     It all starts with educating someone on why they need it. We use kettlebells, the TRX suspension system, and the Ultimate Sandbag as the primary tools in our workouts. None of these will necessarily create an injury, but if you’re not adequately prepared for strenuous activity, and that’s what exercise is, they could lead you to an injury. Warm-ups will not give you six-pack abs, help you to drop 20lbs of body-fat, or give you muscular definition in your arms. They will allow you to move better and with more intensity, which will help get you these results. Exercise protocols change as we learn more, so I will not state that this warm-up will be what we’re doing in 6 months, but we currently have 2 components in our warm-up.

     The 1st thing we do is some soft tissue work with a foam roller. Physical therapists use the term soft tissue mobilization. Chiropractors commonly use the acronym ART for Active Release Technique. Massage therapists just call it deep tissue work. As stated by internationally recognized strength coach, Mike Boyle, “It’s all pressure applied to tissue to deform it and cause a chemical reaction”. By rolling the muscles and tendons across the foam roller, you can change the tissue density and the quality of the muscle.


The Grid Foam Roller by Trigger Point used at the studio

Allowing a muscle to move more freely and with a better range of motion around a joint is big in injury prevention. It’s possible to spend 30-45 minutes foam rolling your entire body. I recently developed a new workout at the studio, called Mobility Worx, which spends an extended amount of time on tissue work. In our other workout sessions, we limit this time to 5 minutes. At the studio, we focus on the areas that we have observed are typically bound up in most people. This area is commonly referred to as the posterior kinetic chain. I explain it simply as all the muscles you can’t see when you look in a mirror. This includes your calves, hamstrings, glutes and back muscles. Dr. Thomas Meyers refers to this as the superficial back line in his book Anatomy Trains.



     After we perform 5-8 rolls across the hamstrings, glutes, and upper back, we move on to our mobility drills. The goal of these 3 drills is to address joint capsule mobility, specifically the hip and shoulder, and to start a couple of motor control drills. There are many things our bodies do as a reflex. Think about when you breathe, blink or walk. You just do them and don’t think about them, unless affected by injury. We have our members do a leg lowering drill which works on hamstring lengthening and pelvic control. We perform a hip mobility and thoracic spine mobility exercise. If you read my prior blog post, I stated that I have yet to see anyone who has too much thoracic spine mobility. Finally, we will have members perform 5 reps on each side of a hip extension from a seated position with a reach. The goal of this drill is to get the glutes contracting, extending the hips while having the upper body stabilize the shoulder by “packing” and using the lats or latissimus dorsi. To see our warm-up in entirety, you can click on the link below.

J & D Fitness Warm-up

     The bottom line is that we get a lot done in 5- 7minutes.
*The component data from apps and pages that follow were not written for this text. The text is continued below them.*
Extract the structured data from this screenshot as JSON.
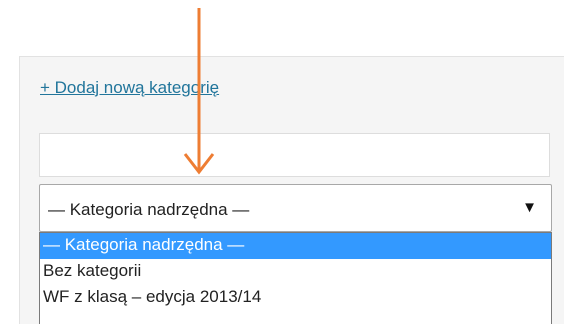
{
  "category_panel": {
    "add_link_label": "+ Dodaj nową kategorię",
    "name_input": {
      "value": "",
      "placeholder": ""
    },
    "parent_select": {
      "selected_label": "— Kategoria nadrzędna —",
      "arrow_glyph": "▼",
      "options": [
        {
          "label": "— Kategoria nadrzędna —",
          "highlighted": true
        },
        {
          "label": "Bez kategorii",
          "highlighted": false
        },
        {
          "label": "WF z klasą – edycja 2013/14",
          "highlighted": false
        }
      ]
    }
  },
  "colors": {
    "link": "#21759b",
    "highlight": "#3399ff",
    "annotation_arrow": "#ee7d33"
  }
}
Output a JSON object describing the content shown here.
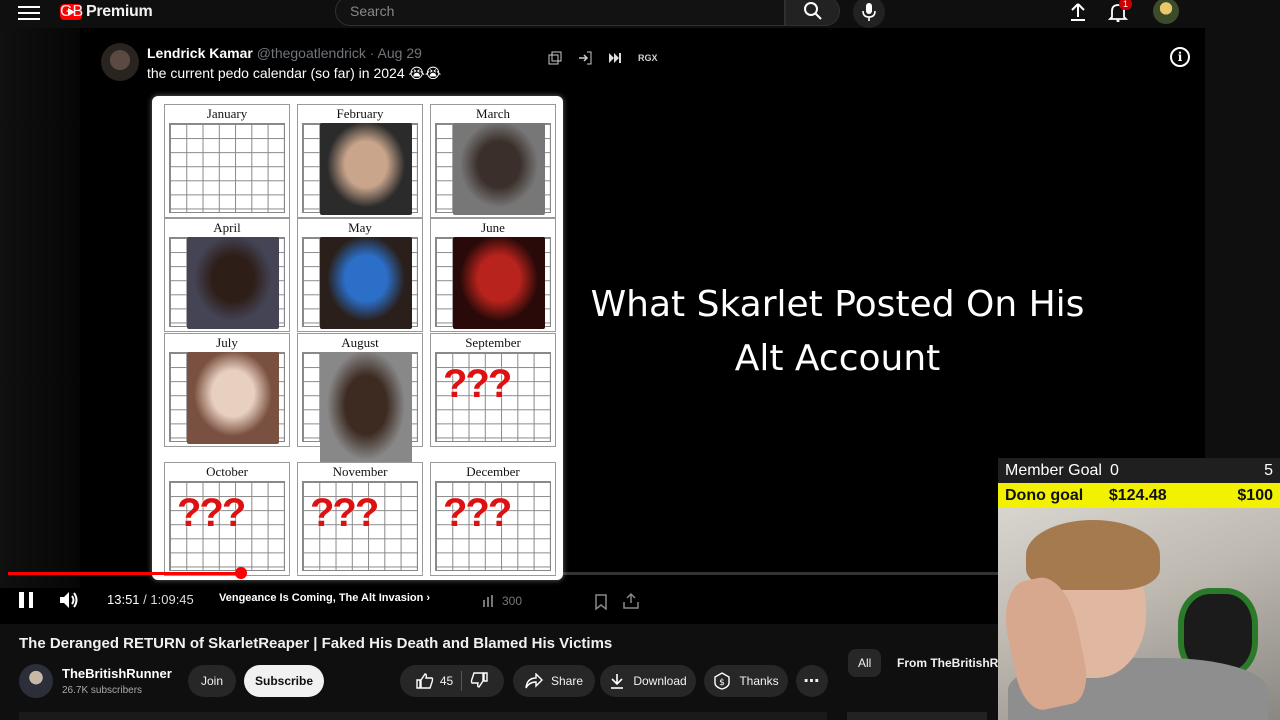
{
  "header": {
    "logo_text": "Premium",
    "logo_region": "GB",
    "search_placeholder": "Search",
    "notification_count": "1"
  },
  "player": {
    "tweet": {
      "name": "Lendrick Kamar",
      "handle": "@thegoatlendrick · Aug 29",
      "text": "the current pedo calendar (so far) in 2024 😭😭"
    },
    "tool_rgx": "RGX",
    "info_label": "i",
    "calendar_months": [
      "January",
      "February",
      "March",
      "April",
      "May",
      "June",
      "July",
      "August",
      "September",
      "October",
      "November",
      "December"
    ],
    "question_marks": "???",
    "overlay_title": "What Skarlet Posted On His Alt Account",
    "progress": 0.233,
    "current_time": "13:51",
    "duration": "1:09:45",
    "time_separator": " / ",
    "chapter": "Vengeance Is Coming, The Alt Invasion",
    "views_count": "300"
  },
  "video": {
    "title": "The Deranged RETURN of SkarletReaper | Faked His Death and Blamed His Victims",
    "channel_name": "TheBritishRunner",
    "subscribers": "26.7K subscribers",
    "join_label": "Join",
    "subscribe_label": "Subscribe",
    "like_count": "45",
    "share_label": "Share",
    "download_label": "Download",
    "thanks_label": "Thanks"
  },
  "sidebar_chips": {
    "all": "All",
    "from_channel": "From TheBritishRur"
  },
  "stream_overlay": {
    "member_goal_label": "Member Goal",
    "member_goal_value": "0",
    "member_goal_target": "5",
    "dono_goal_label": "Dono goal",
    "dono_goal_value": "$124.48",
    "dono_goal_target": "$100"
  },
  "colors": {
    "brand_red": "#ff0000",
    "dono_yellow": "#f2f200",
    "background": "#0f0f0f"
  }
}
It’s nothing outwardly exciting, but very important in guaranteeing you have a safe workout and, better yet, a great experience.

See you at the studio.



J & D Fitness
4180 South Fort Apache Rd,
Las Vegas, NV 89147